EXERCISE: Scan the data below and pick out the lines containing the word "Message".

DATASET EXCERPTS:

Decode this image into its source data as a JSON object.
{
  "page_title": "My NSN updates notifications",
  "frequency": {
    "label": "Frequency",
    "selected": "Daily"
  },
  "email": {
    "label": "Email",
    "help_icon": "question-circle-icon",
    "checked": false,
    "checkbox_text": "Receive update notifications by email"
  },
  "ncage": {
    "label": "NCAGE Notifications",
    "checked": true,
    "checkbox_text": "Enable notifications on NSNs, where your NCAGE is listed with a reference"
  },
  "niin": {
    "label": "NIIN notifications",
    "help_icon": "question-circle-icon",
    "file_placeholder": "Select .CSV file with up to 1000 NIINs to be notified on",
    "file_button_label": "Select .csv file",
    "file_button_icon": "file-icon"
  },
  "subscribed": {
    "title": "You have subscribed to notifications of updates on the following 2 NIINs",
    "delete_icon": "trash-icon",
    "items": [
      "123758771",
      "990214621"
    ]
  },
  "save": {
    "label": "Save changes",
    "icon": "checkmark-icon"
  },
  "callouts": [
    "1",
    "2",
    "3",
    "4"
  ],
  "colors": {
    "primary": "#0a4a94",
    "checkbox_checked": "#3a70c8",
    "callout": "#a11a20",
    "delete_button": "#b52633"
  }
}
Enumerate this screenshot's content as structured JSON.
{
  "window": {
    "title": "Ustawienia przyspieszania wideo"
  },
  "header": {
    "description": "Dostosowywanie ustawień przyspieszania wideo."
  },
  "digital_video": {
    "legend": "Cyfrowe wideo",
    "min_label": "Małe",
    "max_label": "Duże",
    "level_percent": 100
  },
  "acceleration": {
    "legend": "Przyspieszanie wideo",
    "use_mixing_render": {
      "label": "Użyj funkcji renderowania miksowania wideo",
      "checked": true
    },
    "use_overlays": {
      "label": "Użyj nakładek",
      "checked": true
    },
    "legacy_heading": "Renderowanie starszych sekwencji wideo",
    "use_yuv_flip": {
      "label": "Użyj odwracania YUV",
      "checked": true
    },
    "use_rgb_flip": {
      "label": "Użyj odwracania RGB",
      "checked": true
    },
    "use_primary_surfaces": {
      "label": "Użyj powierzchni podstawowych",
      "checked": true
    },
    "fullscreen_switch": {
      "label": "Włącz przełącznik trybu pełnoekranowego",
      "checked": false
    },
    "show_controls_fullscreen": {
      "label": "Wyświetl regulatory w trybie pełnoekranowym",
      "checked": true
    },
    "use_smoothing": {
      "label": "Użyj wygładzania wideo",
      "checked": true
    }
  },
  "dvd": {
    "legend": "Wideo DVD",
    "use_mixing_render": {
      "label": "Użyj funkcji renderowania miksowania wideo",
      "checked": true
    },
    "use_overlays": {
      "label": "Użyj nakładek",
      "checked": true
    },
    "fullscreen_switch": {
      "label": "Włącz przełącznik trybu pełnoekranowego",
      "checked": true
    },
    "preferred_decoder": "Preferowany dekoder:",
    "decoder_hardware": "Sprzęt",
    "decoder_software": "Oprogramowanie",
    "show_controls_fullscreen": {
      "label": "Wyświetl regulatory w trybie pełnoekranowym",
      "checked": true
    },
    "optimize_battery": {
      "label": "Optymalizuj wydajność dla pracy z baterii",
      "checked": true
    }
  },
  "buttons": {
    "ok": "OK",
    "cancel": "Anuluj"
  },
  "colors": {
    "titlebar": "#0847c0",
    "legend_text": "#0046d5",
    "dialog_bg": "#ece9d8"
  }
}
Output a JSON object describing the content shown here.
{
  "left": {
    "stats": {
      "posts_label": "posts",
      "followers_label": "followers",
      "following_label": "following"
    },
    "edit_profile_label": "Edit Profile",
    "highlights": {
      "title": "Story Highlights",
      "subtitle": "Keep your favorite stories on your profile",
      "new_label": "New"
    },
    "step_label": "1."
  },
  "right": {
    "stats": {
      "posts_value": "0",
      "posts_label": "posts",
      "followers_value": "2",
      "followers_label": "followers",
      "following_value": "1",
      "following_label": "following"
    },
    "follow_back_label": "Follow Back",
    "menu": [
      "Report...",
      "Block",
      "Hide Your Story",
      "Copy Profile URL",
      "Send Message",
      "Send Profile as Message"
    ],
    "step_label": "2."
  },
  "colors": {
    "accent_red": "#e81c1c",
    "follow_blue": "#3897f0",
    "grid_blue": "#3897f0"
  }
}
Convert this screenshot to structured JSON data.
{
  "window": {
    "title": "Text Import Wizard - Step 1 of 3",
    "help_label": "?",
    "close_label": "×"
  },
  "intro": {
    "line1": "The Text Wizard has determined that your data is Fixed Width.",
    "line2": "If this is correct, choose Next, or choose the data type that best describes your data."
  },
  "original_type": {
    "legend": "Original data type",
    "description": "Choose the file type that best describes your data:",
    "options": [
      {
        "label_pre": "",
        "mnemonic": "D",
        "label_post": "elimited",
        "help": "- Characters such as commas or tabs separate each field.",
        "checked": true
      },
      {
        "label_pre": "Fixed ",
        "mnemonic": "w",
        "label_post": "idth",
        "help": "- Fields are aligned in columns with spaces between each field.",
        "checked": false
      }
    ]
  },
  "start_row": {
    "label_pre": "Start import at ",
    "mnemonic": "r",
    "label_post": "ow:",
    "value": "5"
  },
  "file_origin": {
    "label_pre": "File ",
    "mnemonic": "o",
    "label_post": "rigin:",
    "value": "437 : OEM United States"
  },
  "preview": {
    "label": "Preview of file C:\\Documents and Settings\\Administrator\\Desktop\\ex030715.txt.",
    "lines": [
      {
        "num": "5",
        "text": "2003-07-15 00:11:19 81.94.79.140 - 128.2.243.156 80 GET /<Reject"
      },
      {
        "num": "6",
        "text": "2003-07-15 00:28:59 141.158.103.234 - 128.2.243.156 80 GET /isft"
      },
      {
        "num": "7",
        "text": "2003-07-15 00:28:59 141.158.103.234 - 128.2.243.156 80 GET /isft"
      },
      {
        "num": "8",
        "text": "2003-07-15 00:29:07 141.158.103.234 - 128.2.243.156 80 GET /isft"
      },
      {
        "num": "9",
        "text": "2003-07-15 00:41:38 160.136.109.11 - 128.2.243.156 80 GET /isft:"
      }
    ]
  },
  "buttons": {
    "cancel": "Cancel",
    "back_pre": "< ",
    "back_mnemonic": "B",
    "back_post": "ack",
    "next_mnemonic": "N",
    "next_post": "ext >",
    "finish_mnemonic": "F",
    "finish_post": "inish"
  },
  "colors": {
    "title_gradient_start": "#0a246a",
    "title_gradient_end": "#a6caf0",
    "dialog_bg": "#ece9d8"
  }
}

EXERCISE SOLUTION:
      "Send Message",
      "Send Profile as Message"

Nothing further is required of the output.